Task details |
The records below are to be repeated exactly, and their pictures left out.

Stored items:
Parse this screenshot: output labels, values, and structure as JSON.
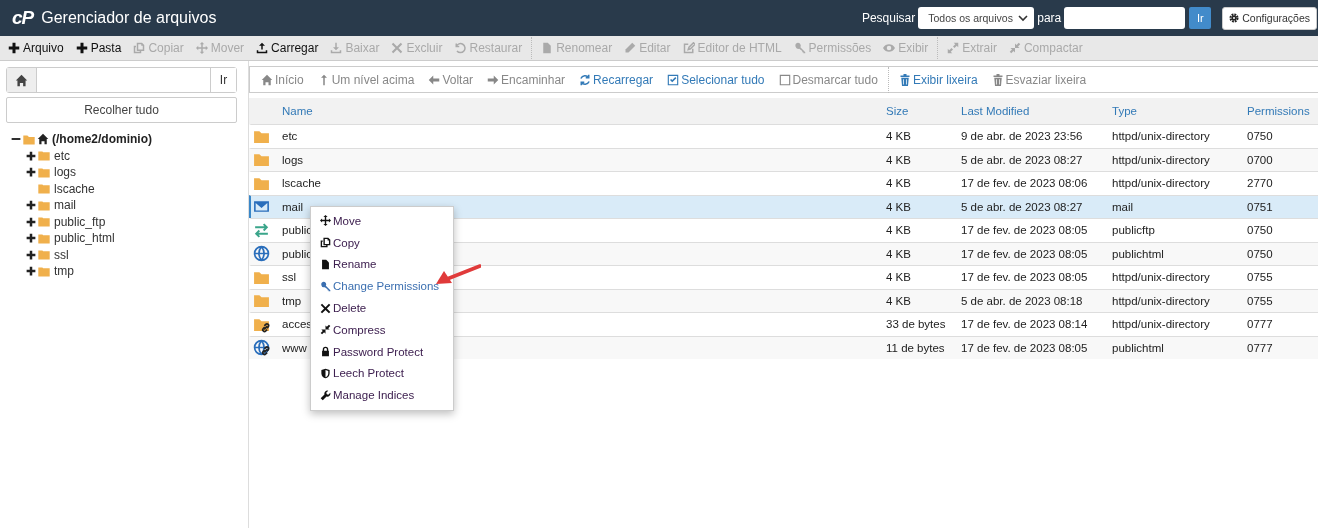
{
  "header": {
    "logo": "cP",
    "title": "Gerenciador de arquivos",
    "search_label": "Pesquisar",
    "search_scope": "Todos os arquivos",
    "for_label": "para",
    "go_button": "Ir",
    "settings_button": "Configurações"
  },
  "toolbar": [
    [
      {
        "label": "Arquivo",
        "disabled": false
      },
      {
        "label": "Pasta",
        "disabled": false
      },
      {
        "label": "Copiar",
        "disabled": true
      },
      {
        "label": "Mover",
        "disabled": true
      },
      {
        "label": "Carregar",
        "disabled": false
      },
      {
        "label": "Baixar",
        "disabled": true
      },
      {
        "label": "Excluir",
        "disabled": true
      },
      {
        "label": "Restaurar",
        "disabled": true
      }
    ],
    [
      {
        "label": "Renomear",
        "disabled": true
      },
      {
        "label": "Editar",
        "disabled": true
      },
      {
        "label": "Editor de HTML",
        "disabled": true
      },
      {
        "label": "Permissões",
        "disabled": true
      },
      {
        "label": "Exibir",
        "disabled": true
      }
    ],
    [
      {
        "label": "Extrair",
        "disabled": true
      },
      {
        "label": "Compactar",
        "disabled": true
      }
    ]
  ],
  "path_bar": {
    "go_button": "Ir"
  },
  "collapse_button": "Recolher tudo",
  "tree": {
    "label": "(/home2/dominio)",
    "expanded": true,
    "children": [
      {
        "label": "etc",
        "expandable": true
      },
      {
        "label": "logs",
        "expandable": true
      },
      {
        "label": "lscache",
        "expandable": false
      },
      {
        "label": "mail",
        "expandable": true
      },
      {
        "label": "public_ftp",
        "expandable": true
      },
      {
        "label": "public_html",
        "expandable": true
      },
      {
        "label": "ssl",
        "expandable": true
      },
      {
        "label": "tmp",
        "expandable": true
      }
    ]
  },
  "nav": [
    [
      {
        "label": "Início",
        "disabled": true
      },
      {
        "label": "Um nível acima",
        "disabled": true
      },
      {
        "label": "Voltar",
        "disabled": true
      },
      {
        "label": "Encaminhar",
        "disabled": true
      },
      {
        "label": "Recarregar",
        "disabled": false
      },
      {
        "label": "Selecionar tudo",
        "disabled": false
      },
      {
        "label": "Desmarcar tudo",
        "disabled": true
      }
    ],
    [
      {
        "label": "Exibir lixeira",
        "disabled": false
      },
      {
        "label": "Esvaziar lixeira",
        "disabled": true
      }
    ]
  ],
  "table": {
    "columns": [
      "Name",
      "Size",
      "Last Modified",
      "Type",
      "Permissions"
    ],
    "rows": [
      {
        "kind": "folder",
        "name": "etc",
        "size": "4 KB",
        "modified": "9 de abr. de 2023 23:56",
        "type": "httpd/unix-directory",
        "permissions": "0750",
        "selected": false
      },
      {
        "kind": "folder",
        "name": "logs",
        "size": "4 KB",
        "modified": "5 de abr. de 2023 08:27",
        "type": "httpd/unix-directory",
        "permissions": "0700",
        "selected": false
      },
      {
        "kind": "folder",
        "name": "lscache",
        "size": "4 KB",
        "modified": "17 de fev. de 2023 08:06",
        "type": "httpd/unix-directory",
        "permissions": "2770",
        "selected": false
      },
      {
        "kind": "mail",
        "name": "mail",
        "size": "4 KB",
        "modified": "5 de abr. de 2023 08:27",
        "type": "mail",
        "permissions": "0751",
        "selected": true
      },
      {
        "kind": "ftp",
        "name": "public",
        "size": "4 KB",
        "modified": "17 de fev. de 2023 08:05",
        "type": "publicftp",
        "permissions": "0750",
        "selected": false
      },
      {
        "kind": "web",
        "name": "public",
        "size": "4 KB",
        "modified": "17 de fev. de 2023 08:05",
        "type": "publichtml",
        "permissions": "0750",
        "selected": false
      },
      {
        "kind": "folder",
        "name": "ssl",
        "size": "4 KB",
        "modified": "17 de fev. de 2023 08:05",
        "type": "httpd/unix-directory",
        "permissions": "0755",
        "selected": false
      },
      {
        "kind": "folder",
        "name": "tmp",
        "size": "4 KB",
        "modified": "5 de abr. de 2023 08:18",
        "type": "httpd/unix-directory",
        "permissions": "0755",
        "selected": false
      },
      {
        "kind": "folder-link",
        "name": "acces",
        "size": "33 de bytes",
        "modified": "17 de fev. de 2023 08:14",
        "type": "httpd/unix-directory",
        "permissions": "0777",
        "selected": false
      },
      {
        "kind": "web-link",
        "name": "www",
        "size": "11 de bytes",
        "modified": "17 de fev. de 2023 08:05",
        "type": "publichtml",
        "permissions": "0777",
        "selected": false
      }
    ]
  },
  "context_menu": [
    {
      "label": "Move",
      "selected": false
    },
    {
      "label": "Copy",
      "selected": false
    },
    {
      "label": "Rename",
      "selected": false
    },
    {
      "label": "Change Permissions",
      "selected": true
    },
    {
      "label": "Delete",
      "selected": false
    },
    {
      "label": "Compress",
      "selected": false
    },
    {
      "label": "Password Protect",
      "selected": false
    },
    {
      "label": "Leech Protect",
      "selected": false
    },
    {
      "label": "Manage Indices",
      "selected": false
    }
  ]
}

Answer |
Parse this screenshot: output labels, values, and structure as JSON.
{
  "header": {
    "logo": "cP",
    "title": "Gerenciador de arquivos",
    "search_label": "Pesquisar",
    "search_scope": "Todos os arquivos",
    "for_label": "para",
    "go_button": "Ir",
    "settings_button": "Configurações"
  },
  "toolbar": [
    [
      {
        "label": "Arquivo",
        "disabled": false
      },
      {
        "label": "Pasta",
        "disabled": false
      },
      {
        "label": "Copiar",
        "disabled": true
      },
      {
        "label": "Mover",
        "disabled": true
      },
      {
        "label": "Carregar",
        "disabled": false
      },
      {
        "label": "Baixar",
        "disabled": true
      },
      {
        "label": "Excluir",
        "disabled": true
      },
      {
        "label": "Restaurar",
        "disabled": true
      }
    ],
    [
      {
        "label": "Renomear",
        "disabled": true
      },
      {
        "label": "Editar",
        "disabled": true
      },
      {
        "label": "Editor de HTML",
        "disabled": true
      },
      {
        "label": "Permissões",
        "disabled": true
      },
      {
        "label": "Exibir",
        "disabled": true
      }
    ],
    [
      {
        "label": "Extrair",
        "disabled": true
      },
      {
        "label": "Compactar",
        "disabled": true
      }
    ]
  ],
  "path_bar": {
    "go_button": "Ir"
  },
  "collapse_button": "Recolher tudo",
  "tree": {
    "label": "(/home2/dominio)",
    "expanded": true,
    "children": [
      {
        "label": "etc",
        "expandable": true
      },
      {
        "label": "logs",
        "expandable": true
      },
      {
        "label": "lscache",
        "expandable": false
      },
      {
        "label": "mail",
        "expandable": true
      },
      {
        "label": "public_ftp",
        "expandable": true
      },
      {
        "label": "public_html",
        "expandable": true
      },
      {
        "label": "ssl",
        "expandable": true
      },
      {
        "label": "tmp",
        "expandable": true
      }
    ]
  },
  "nav": [
    [
      {
        "label": "Início",
        "disabled": true
      },
      {
        "label": "Um nível acima",
        "disabled": true
      },
      {
        "label": "Voltar",
        "disabled": true
      },
      {
        "label": "Encaminhar",
        "disabled": true
      },
      {
        "label": "Recarregar",
        "disabled": false
      },
      {
        "label": "Selecionar tudo",
        "disabled": false
      },
      {
        "label": "Desmarcar tudo",
        "disabled": true
      }
    ],
    [
      {
        "label": "Exibir lixeira",
        "disabled": false
      },
      {
        "label": "Esvaziar lixeira",
        "disabled": true
      }
    ]
  ],
  "table": {
    "columns": [
      "Name",
      "Size",
      "Last Modified",
      "Type",
      "Permissions"
    ],
    "rows": [
      {
        "kind": "folder",
        "name": "etc",
        "size": "4 KB",
        "modified": "9 de abr. de 2023 23:56",
        "type": "httpd/unix-directory",
        "permissions": "0750",
        "selected": false
      },
      {
        "kind": "folder",
        "name": "logs",
        "size": "4 KB",
        "modified": "5 de abr. de 2023 08:27",
        "type": "httpd/unix-directory",
        "permissions": "0700",
        "selected": false
      },
      {
        "kind": "folder",
        "name": "lscache",
        "size": "4 KB",
        "modified": "17 de fev. de 2023 08:06",
        "type": "httpd/unix-directory",
        "permissions": "2770",
        "selected": false
      },
      {
        "kind": "mail",
        "name": "mail",
        "size": "4 KB",
        "modified": "5 de abr. de 2023 08:27",
        "type": "mail",
        "permissions": "0751",
        "selected": true
      },
      {
        "kind": "ftp",
        "name": "public",
        "size": "4 KB",
        "modified": "17 de fev. de 2023 08:05",
        "type": "publicftp",
        "permissions": "0750",
        "selected": false
      },
      {
        "kind": "web",
        "name": "public",
        "size": "4 KB",
        "modified": "17 de fev. de 2023 08:05",
        "type": "publichtml",
        "permissions": "0750",
        "selected": false
      },
      {
        "kind": "folder",
        "name": "ssl",
        "size": "4 KB",
        "modified": "17 de fev. de 2023 08:05",
        "type": "httpd/unix-directory",
        "permissions": "0755",
        "selected": false
      },
      {
        "kind": "folder",
        "name": "tmp",
        "size": "4 KB",
        "modified": "5 de abr. de 2023 08:18",
        "type": "httpd/unix-directory",
        "permissions": "0755",
        "selected": false
      },
      {
        "kind": "folder-link",
        "name": "acces",
        "size": "33 de bytes",
        "modified": "17 de fev. de 2023 08:14",
        "type": "httpd/unix-directory",
        "permissions": "0777",
        "selected": false
      },
      {
        "kind": "web-link",
        "name": "www",
        "size": "11 de bytes",
        "modified": "17 de fev. de 2023 08:05",
        "type": "publichtml",
        "permissions": "0777",
        "selected": false
      }
    ]
  },
  "context_menu": [
    {
      "label": "Move",
      "selected": false
    },
    {
      "label": "Copy",
      "selected": false
    },
    {
      "label": "Rename",
      "selected": false
    },
    {
      "label": "Change Permissions",
      "selected": true
    },
    {
      "label": "Delete",
      "selected": false
    },
    {
      "label": "Compress",
      "selected": false
    },
    {
      "label": "Password Protect",
      "selected": false
    },
    {
      "label": "Leech Protect",
      "selected": false
    },
    {
      "label": "Manage Indices",
      "selected": false
    }
  ]
}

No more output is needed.